## WHAT THE EXERCISE ASKS
Count the lines in the following data that include "heading". Please write only the number.

Element data from apps and pages:
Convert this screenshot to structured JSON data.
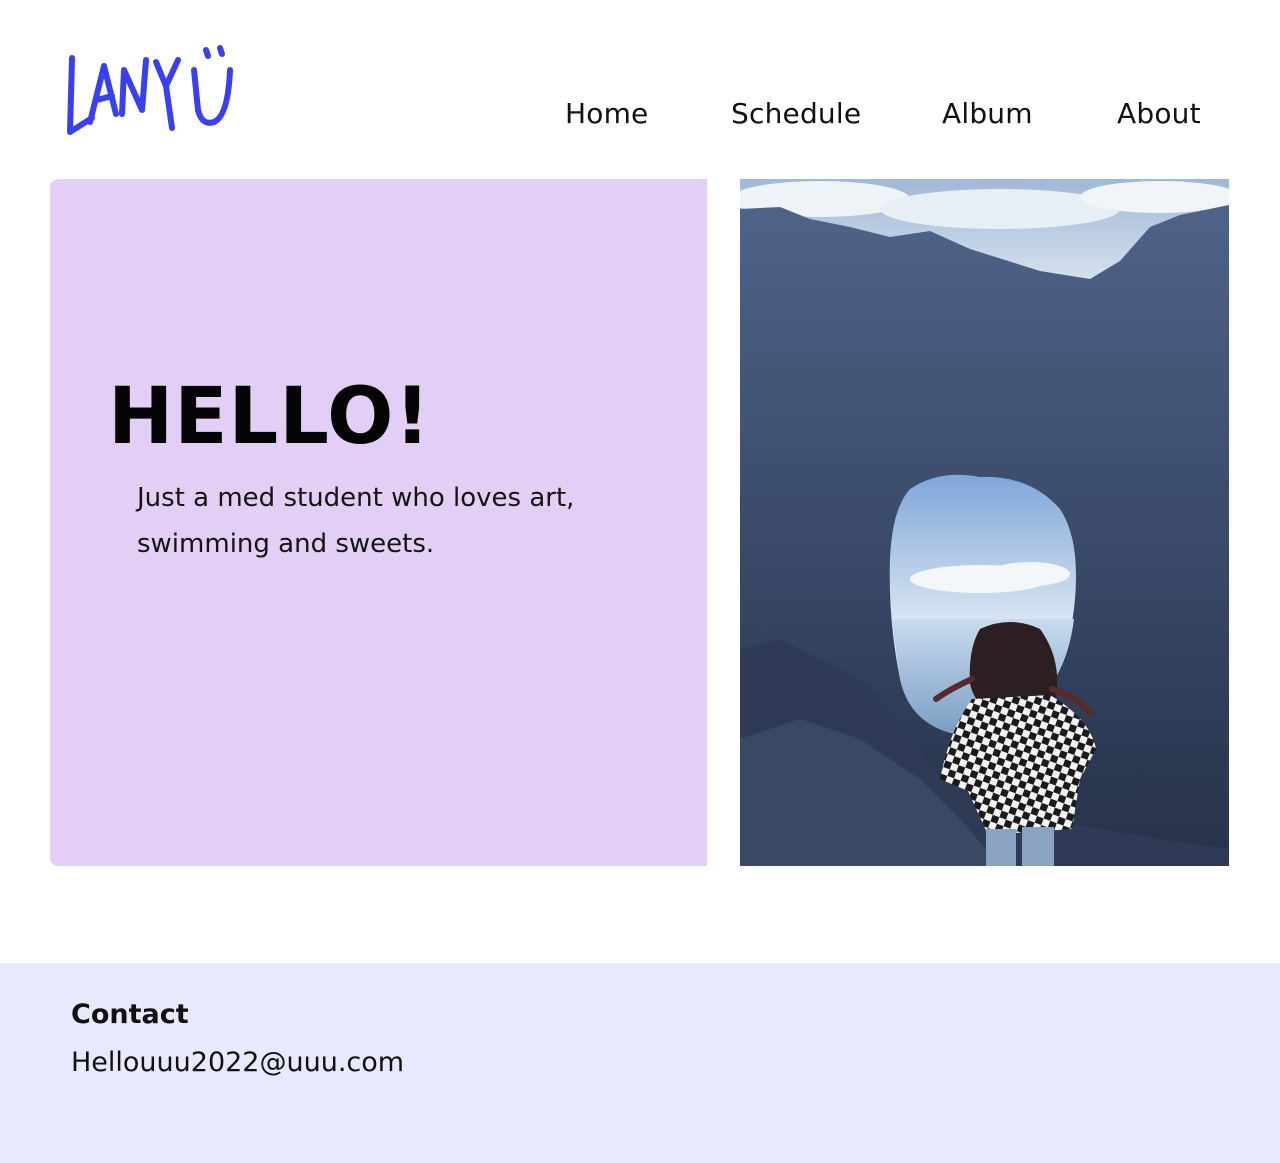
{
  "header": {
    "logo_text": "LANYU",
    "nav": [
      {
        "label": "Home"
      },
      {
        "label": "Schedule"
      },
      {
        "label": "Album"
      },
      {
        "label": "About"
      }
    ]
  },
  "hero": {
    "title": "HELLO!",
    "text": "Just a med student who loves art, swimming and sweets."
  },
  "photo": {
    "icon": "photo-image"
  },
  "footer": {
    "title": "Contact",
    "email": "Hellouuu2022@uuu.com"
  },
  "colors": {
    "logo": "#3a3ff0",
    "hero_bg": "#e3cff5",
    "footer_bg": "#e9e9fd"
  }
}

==

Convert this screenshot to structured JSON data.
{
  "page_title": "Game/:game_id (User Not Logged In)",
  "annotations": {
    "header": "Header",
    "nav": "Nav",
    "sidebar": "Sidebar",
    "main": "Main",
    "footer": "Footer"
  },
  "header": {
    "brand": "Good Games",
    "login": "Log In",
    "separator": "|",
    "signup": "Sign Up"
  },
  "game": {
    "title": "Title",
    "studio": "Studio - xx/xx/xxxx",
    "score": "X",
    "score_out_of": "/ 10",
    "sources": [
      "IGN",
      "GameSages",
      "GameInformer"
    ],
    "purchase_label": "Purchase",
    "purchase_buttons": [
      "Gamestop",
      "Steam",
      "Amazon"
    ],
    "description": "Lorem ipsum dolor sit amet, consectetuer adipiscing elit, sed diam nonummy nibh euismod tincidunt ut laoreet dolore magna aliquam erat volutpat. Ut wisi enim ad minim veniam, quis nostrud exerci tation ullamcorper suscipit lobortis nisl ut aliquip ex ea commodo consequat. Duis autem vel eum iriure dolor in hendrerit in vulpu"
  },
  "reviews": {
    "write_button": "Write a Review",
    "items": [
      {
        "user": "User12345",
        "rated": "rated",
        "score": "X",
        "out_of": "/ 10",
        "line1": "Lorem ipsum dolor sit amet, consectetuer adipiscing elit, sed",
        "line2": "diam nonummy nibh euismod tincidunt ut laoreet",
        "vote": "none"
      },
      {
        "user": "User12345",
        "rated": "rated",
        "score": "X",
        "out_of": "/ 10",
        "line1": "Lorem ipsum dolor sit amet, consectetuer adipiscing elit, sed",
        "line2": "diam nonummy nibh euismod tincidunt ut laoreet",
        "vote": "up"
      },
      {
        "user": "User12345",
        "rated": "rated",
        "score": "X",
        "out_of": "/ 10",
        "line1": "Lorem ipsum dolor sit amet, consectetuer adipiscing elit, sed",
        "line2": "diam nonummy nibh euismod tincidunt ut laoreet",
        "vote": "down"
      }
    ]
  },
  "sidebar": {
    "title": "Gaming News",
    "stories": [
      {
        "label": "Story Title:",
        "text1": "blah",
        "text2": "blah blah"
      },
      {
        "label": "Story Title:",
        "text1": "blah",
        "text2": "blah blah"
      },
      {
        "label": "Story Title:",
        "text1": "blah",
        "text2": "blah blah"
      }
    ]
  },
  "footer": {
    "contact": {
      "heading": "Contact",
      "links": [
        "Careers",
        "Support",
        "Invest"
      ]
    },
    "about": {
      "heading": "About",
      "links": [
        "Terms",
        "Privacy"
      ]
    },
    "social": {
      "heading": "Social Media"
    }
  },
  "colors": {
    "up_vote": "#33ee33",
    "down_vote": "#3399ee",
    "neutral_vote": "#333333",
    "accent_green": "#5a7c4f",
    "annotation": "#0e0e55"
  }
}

## PROBLEM SOLUTION
3